In essence, your primary vote determines your final vote And you came up with Trump and Clinton.

Why is it so important that you get out to vote? I reached out to Brian Wooldridge of Wisconsin Citizen Action and asked him that same question.

"We've seen here in Wisconsin that by not getting out to vote [our citizens] let Governor Scott Walker to stay in office and solidified the Wisconsin Supreme Court as a pro-right-wing agenda court. Leaving Walker in office gave us the anti-middle class Right-To-Work, anti-democracy photo ID, the school slashing budget, the continued failed WEDC and job growth, and the corruption and drowning of Wisconsin's Campaign Finance laws, to say a few," said Wooldridge.

And here is the most important thing for you: Voting is your SUPERPOWER.

"We had a chance with the recall to put a stop to this, and we didn't," Wooldridge added. "Yes, voting for president is extremely important, but voting for state and local office holders is even more important and will certainly effect your daily life." 

Wooldridge goes on to remind us, "Your vote is your voice ... and it counts."

Here are some links to give you more resources:

And you can vote NOW!

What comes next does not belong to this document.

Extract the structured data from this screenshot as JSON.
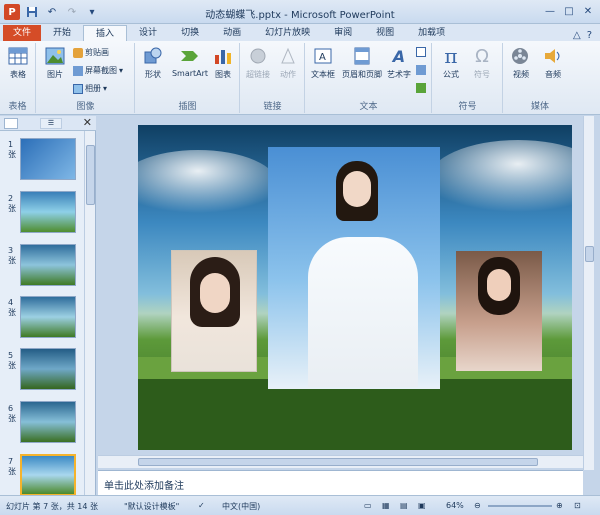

Yes, Wisconsin is one of only 34 states – plus the District of Columbia – that has early voting. You can vote today, but early voting closes this Friday, Nov. 4, at 5 p.m., Downtown at the Frank P. Zeidler Municipal Building right next to City Hall. After that, you must vote at your neighborhood polling place.

Just a quick cheat sheet, here are your options:

  • Donald J. Trump and Mike Pence (Republican)
  • Hillary Clinton and Tim Kaine (Democrat)
  • Gary Johnson and Bill Weld (Libertarian)
  • Dr. Jill Stein and Ajamu Baraka (Green Party)

Now, a lot of people talk about voting neither main parties, or simply writing in a name. It's your vote, and you can do that. But the system is rigged a bit in the sense that with really a two-party system, by voting for Johnson or Stein, essentially you throw away your vote in protest. Come November, either Clinton or Trump will be sitting in the Oval Office. That said, being the largest voting population, it's your call.

If you have questions, ask someone you trust to assist you.

David Todd Special to OnMilwaukee
David Todd is the managing director of Milwaukee Chamber Theatre. Todd, who also has worked television in Milwaukee and Los Angeles, returned to Milwaukee in 2007 from L.A. where he served as director of marketing and corporate giving for the Orange County affiliate of Susan G. Komen for the Cure. A theatre buff, Todd is an alumnus of Pius XI High School and its theatre program where he performed both on stage and behind-the-scenes. David received a bachelor’s degree in Mass Communications from the University of Wisconsin-Milwaukee in 1991. He says these days, however, he prefers a seat in the Dress Circle or to be watching his favorite musical “Funny Girl.” Todd can be reached at